Stephanie’s favorite part of coaching is watching the kids’ faces as they see what they can accomplish both on and off the field or court. “Nothing is more satisfying than watching these precious kids develop into well-rounded, kind human beings as a result of participating in organized sports. The benefits of organized sports are well studied and documented, but to actually OBSERVE IT and see the kids’ faces as they see their own talents and the results of their own hard work, well it’s just amazing. I am so thankful that God has given me the opportunity and privilege of being a part of everything that has been accomplished. Further, the caliber of all the other adults I get to work with inspires me to be a better and more dedicated person.”
WNBA, President’s Award for Social Advocacy

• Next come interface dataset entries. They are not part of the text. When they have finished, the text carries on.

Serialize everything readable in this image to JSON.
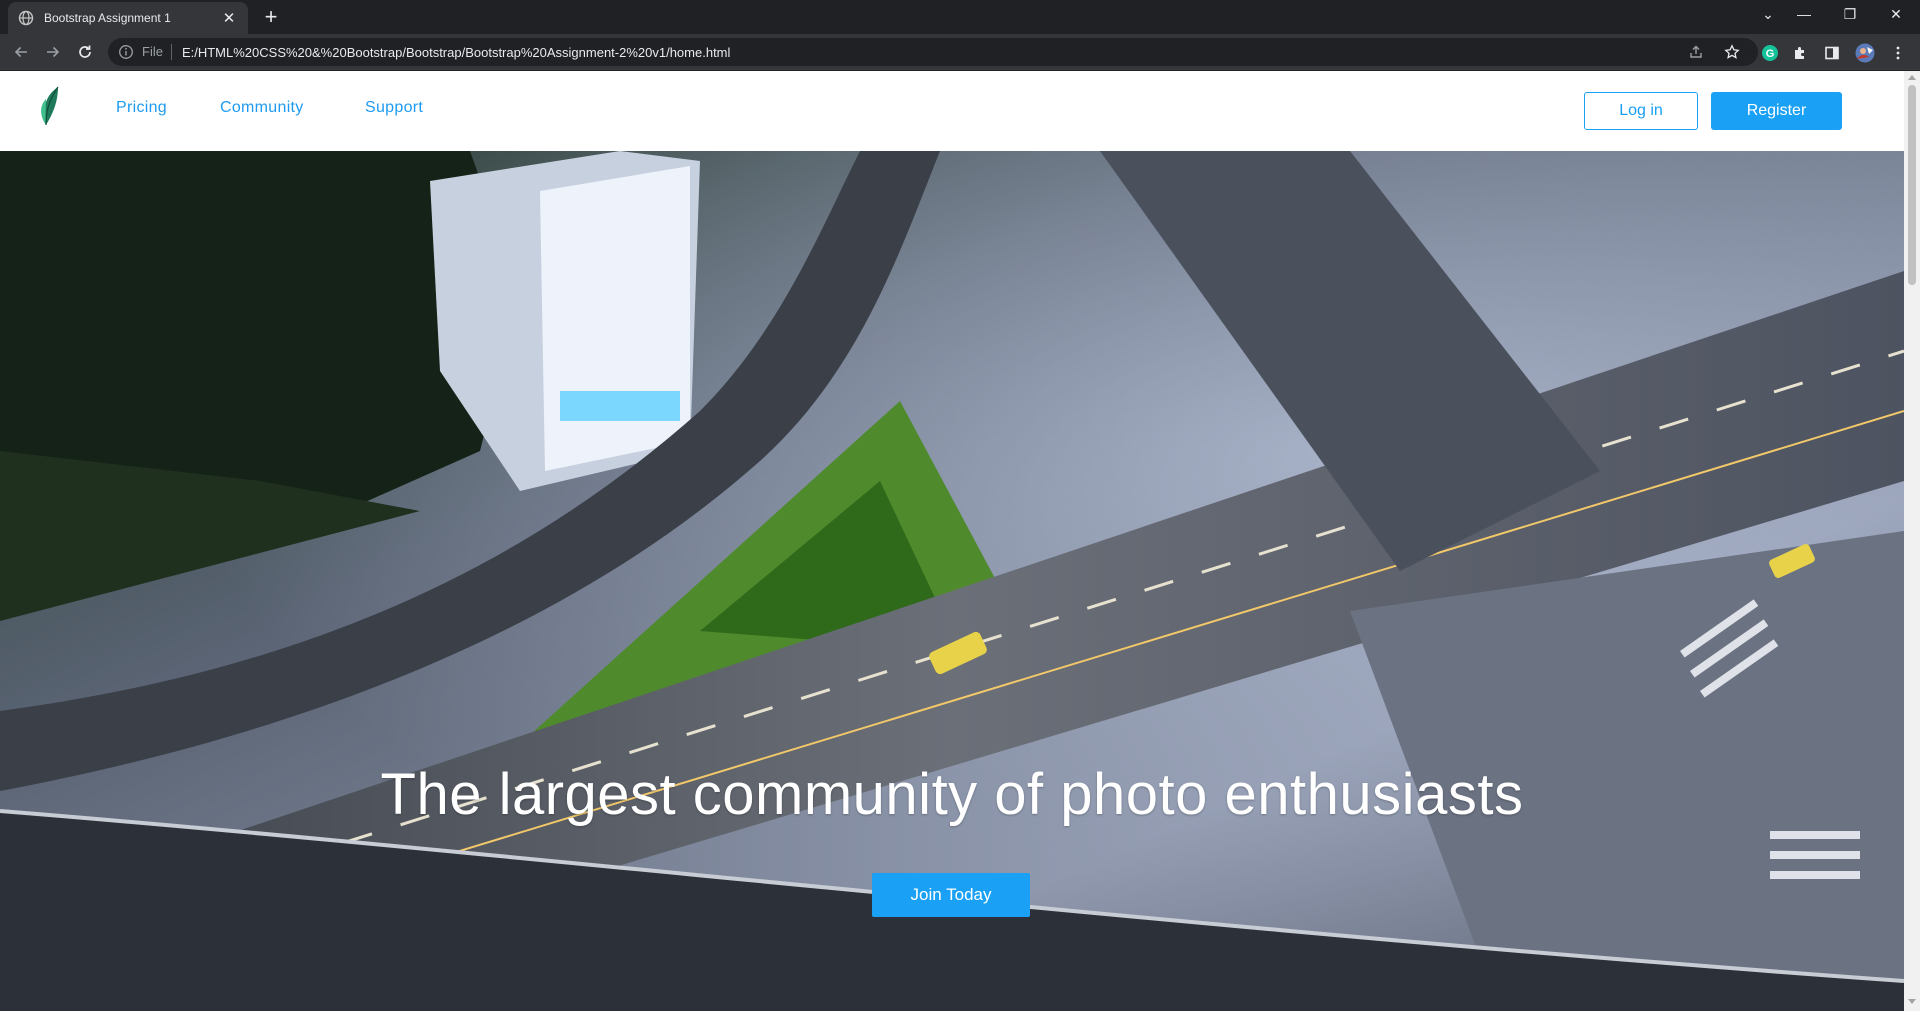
{
  "browser": {
    "tab_title": "Bootstrap Assignment 1",
    "tab_close": "✕",
    "new_tab": "+",
    "file_label": "File",
    "url": "E:/HTML%20CSS%20&%20Bootstrap/Bootstrap/Bootstrap%20Assignment-2%20v1/home.html",
    "window_controls": {
      "dropdown": "⌄",
      "minimize": "—",
      "restore": "❐",
      "close": "✕"
    }
  },
  "navbar": {
    "links": [
      "Pricing",
      "Community",
      "Support"
    ],
    "login_label": "Log in",
    "register_label": "Register"
  },
  "hero": {
    "headline": "The largest community of photo enthusiasts",
    "cta_label": "Join Today"
  },
  "colors": {
    "accent": "#1aa1f5",
    "link": "#1e9bf0",
    "browser_bg": "#202124",
    "toolbar_bg": "#35363a"
  },
  "icons": [
    "globe-icon",
    "back-arrow-icon",
    "forward-arrow-icon",
    "reload-icon",
    "info-icon",
    "share-icon",
    "star-icon",
    "grammarly-icon",
    "puzzle-icon",
    "side-panel-icon",
    "profile-avatar",
    "kebab-menu-icon",
    "leaf-logo"
  ]
}
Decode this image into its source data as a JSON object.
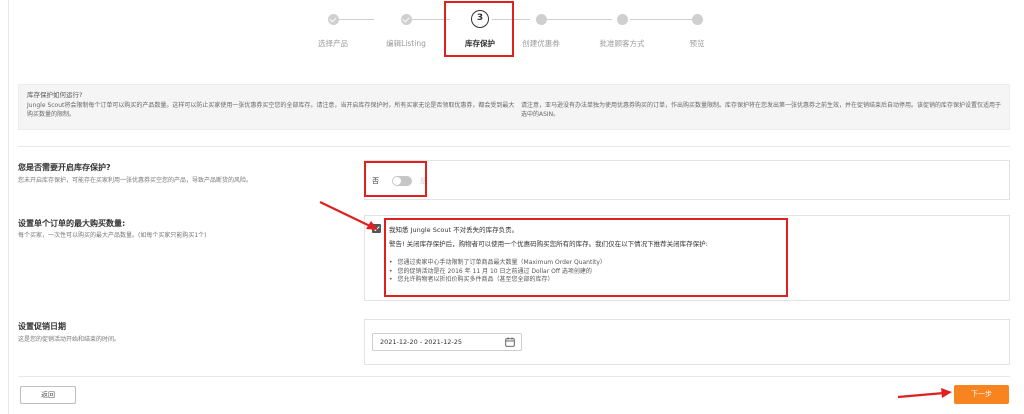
{
  "stepper": {
    "steps": [
      {
        "label": "选择产品",
        "state": "done"
      },
      {
        "label": "编辑Listing",
        "state": "done"
      },
      {
        "label": "库存保护",
        "state": "current",
        "number": "3"
      },
      {
        "label": "创建优惠券",
        "state": "todo"
      },
      {
        "label": "批准顾客方式",
        "state": "todo"
      },
      {
        "label": "预览",
        "state": "todo"
      }
    ]
  },
  "info": {
    "question": "库存保护如何运行?",
    "para1": "Jungle Scout将会限制每个订单可以购买的产品数量。这样可以防止买家使用一张优惠券买空您的全部库存。请注意，当开启库存保护时，所有买家无论是否领取优惠券，都会受到最大购买数量的限制。",
    "para2": "请注意，亚马逊没有办法单独为使用优惠券购买的订单，作出购买数量限制。库存保护将在您发出第一张优惠券之前生效，并在促销结束后自动停用。该促销的库存保护设置仅适用于选中的ASIN。"
  },
  "protection": {
    "title": "您是否需要开启库存保护?",
    "desc": "您未开启库存保护，可能存在买家利用一张优惠券买空您的产品，导致产品断货的风险。",
    "toggle_off_label": "否",
    "toggle_on_label": "是"
  },
  "max_qty": {
    "title": "设置单个订单的最大购买数量:",
    "desc": "每个买家，一次性可以购买的最大产品数量。(如每个买家只能购买1个)",
    "ack": "我知悉 Jungle Scout 不对丢失的库存负责。",
    "warning": "警告! 关闭库存保护后，购物者可以使用一个优惠码购买您所有的库存。我们仅在以下情况下推荐关闭库存保护:",
    "bullets": [
      "您通过卖家中心手动限制了订单商品最大数量（Maximum Order Quantity）",
      "您的促销活动是在 2016 年 11 月 10 日之前通过 Dollar Off 选项创建的",
      "您允许购物者以折扣价购买多件商品（甚至您全部的库存）"
    ]
  },
  "dates": {
    "title": "设置促销日期",
    "desc": "这是您的促销活动开始和结束的时间。",
    "range": "2021-12-20 - 2021-12-25"
  },
  "buttons": {
    "back": "返回",
    "next": "下一步"
  },
  "colors": {
    "accent": "#f7841f",
    "highlight": "#e02020"
  }
}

On April 24, 1996, women’s basketball announced “We Got Next” as the NBA Board of Governors approved the concept of a Women’s National Basketball Association (WNBA) to begin play in June 1997. Since then, the WNBA has been the home for the best women’s basketball talent in the world and in 2021 the league celebrated its 25th season.
The WNBA and its players have been pioneers among the pro sports leagues, leading the fight against social injustice. In 2020, the League dedicated its entire season to social justice. Now, in its 25th season, WNBA Commissioner Cathy Engelbert says they will continue to focus on raising awareness around important community issues through the Social Justice Council that several players in the league started last year.
Since its inception, part of the WNBA’s mission has been to promote the development and well being of youth and families within their community through Fever Cares, with a particular focus on Education, Service & Health. The league remains committed by combatting pre-existing racial and economic inequities, including underinvestment in public health and unequal access to care. The league will partner with the WNBPA to donate $25,000 to the Black Women’s Health Imperative, supporting their mission to help protect and advance the health and wellness of Black women and girls. Additionally, the WNBA plans to bring community vaccine sites to its markets. This has all been part of the 25th Season’s “Count It” campaign that served as a backdrop for the entire season, when together the WNBA and WNBPA celebrated the players’ history of advocacy across a variety of societal issues.
The Council cultivated designated spaces for community conversations, virtual roundtables, and other activations to address this country’s long history of inequality, implicit bias and systemic racism that has targeted black and brown communities. With an intentional plan to educate, amplify and mobilize for action, the WNBA and the WNBPA focused on engaging educators, activists, community and business leaders with players, team and league staff, and fans. With a common goal to build bridges to communities and create sustainable change, the League and the Players Association committed to this collaborative work at IMG Academy in Bradenton, Florida, the Official Home of the WNBA 2020 Season.
The WNBA is not new in supporting issues of social justice. In fact, it has dated as far back as 2014 when they became the first pro sports league to establish a formal Pride campaign. This important campaign helped deepen the league’s commitment to social activism, which has consistently been a core value for players in the WNBA.